42 Pages Posted: 27 Sep 2009 Last revised: 10 Dec 2009
Date Written: September 27, 2009
This article challenges the conventional understanding of "facial" and "as-applied" challenges. Under the Supreme Court's jurisprudence, constitutional challenges can be sorted into two distinct categories: "facial" and "as-applied." A facial challenge is typically described as "a head-on attack on the legislative judgment, an assertion that the challenged statute violates the Constitution in all, or virtually all, of its applications" and, as a result, is invalid in its entirety. An "as-applied" challenge, by contrast, is one where the litigant "concedes that the statute may be constitutional in many of its applications, but contends that it is not so under the particular circumstances of the case." The two categories are believed to form the foundation for a set of substantive rules that control when a court may strike down a statute in its entirety or only overturn the application of the statute in the case at hand. Under these rules, the law strongly favors as-applied challenges on the grounds that they are more consistent with the goals of resolving concrete disputes and deferring as much as possible to the legislative process.
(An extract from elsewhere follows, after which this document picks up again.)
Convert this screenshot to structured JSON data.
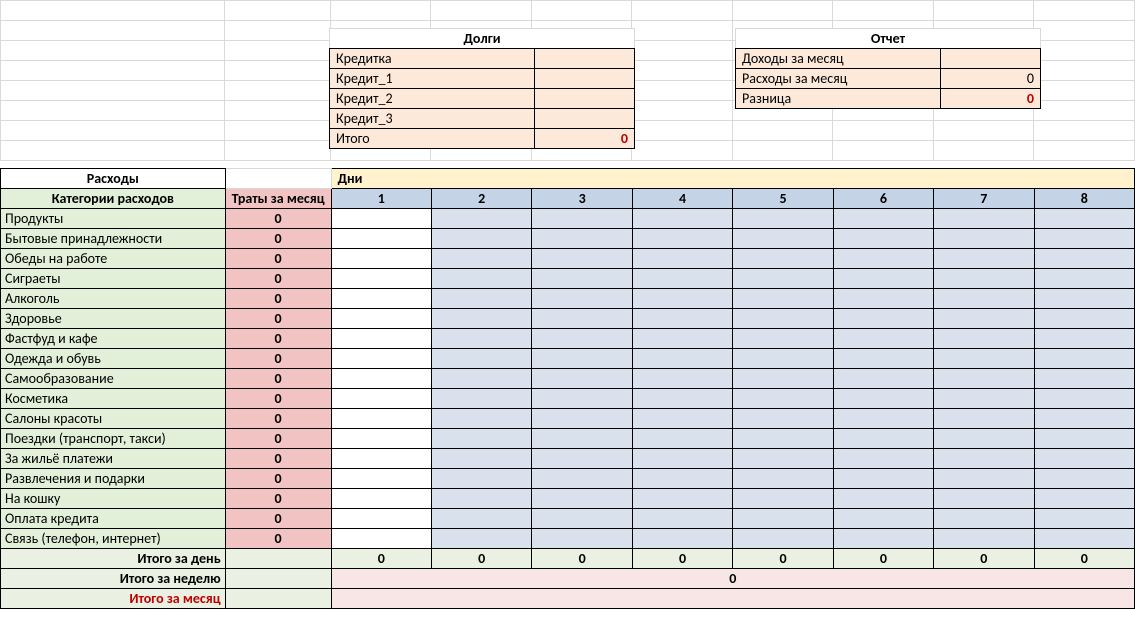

This account of facial and as-applied challenges is by now a familiar part of the constitutional landscape and is generally accepted in the courts. Yet some of the most basic details about the facial and as-applied categories remain surprisingly unclear. For instance, is the choice between facial and as-applied challenges one that a litigant makes when she brings her claim, or is it one that a court makes when it analyzes her claim? Do the rules regarding facial and as-applied challenges limit the adoption of constitutional tests, such as purpose-based tests, that might lead to the facial invalidation of statutes? Or do they relate to the remedial doctrine of severability, which comes into play only after a court has already applied the relevant constitutional test and found a violation? Is the key to distinguishing between facial and as-applied challenges the extent to which the court relies on the specific facts in the case at hand to reach its decision? If so, when is it appropriate for a court to consider something other than those specific facts? Neither the case law nor the academic literature provides a satisfactory answer to these fundamental problems.
This article contends that these questions remain unanswered because categorizing cases into "facial" and "as-applied" challenges, and relying on these categories to inform case outcomes, is an inherently flawed and fundamentally incoherent undertaking. This is because the fate of a statute in the face of a constitutional challenge depends on distinct considerations that cannot be reduced to a single inquiry or set of rules. The article further argues that the Court, in its attempt to build a universally applicable law of facial and as-applied challenges, has only created unnecessary confusion, by obscuring the real issues that animate results in constitutional cases. The article concludes that we would be better served by abandoning the idea that there is, or can ever be, a "law" of facial and as-applied challenges.
Keywords: constitutional law, constitutional litigation, facial challenges, as-applied challenges, abortion, campaign finance, Booker, free speech, First Amendment, Fourteenth Amendment
JEL Classification: K10, K41
Suggested Citation: Suggested Citation
Kreit, Alex, Making Sense of Facial and As-Applied Challenges (September 27, 2009). William & Mary Bill of Rights Journal, Vol. 18, No. 3, 2010; Thomas Jefferson School of Law Research Paper No. 1478984. Available at SSRN: https://ssrn.com/abstract=1478984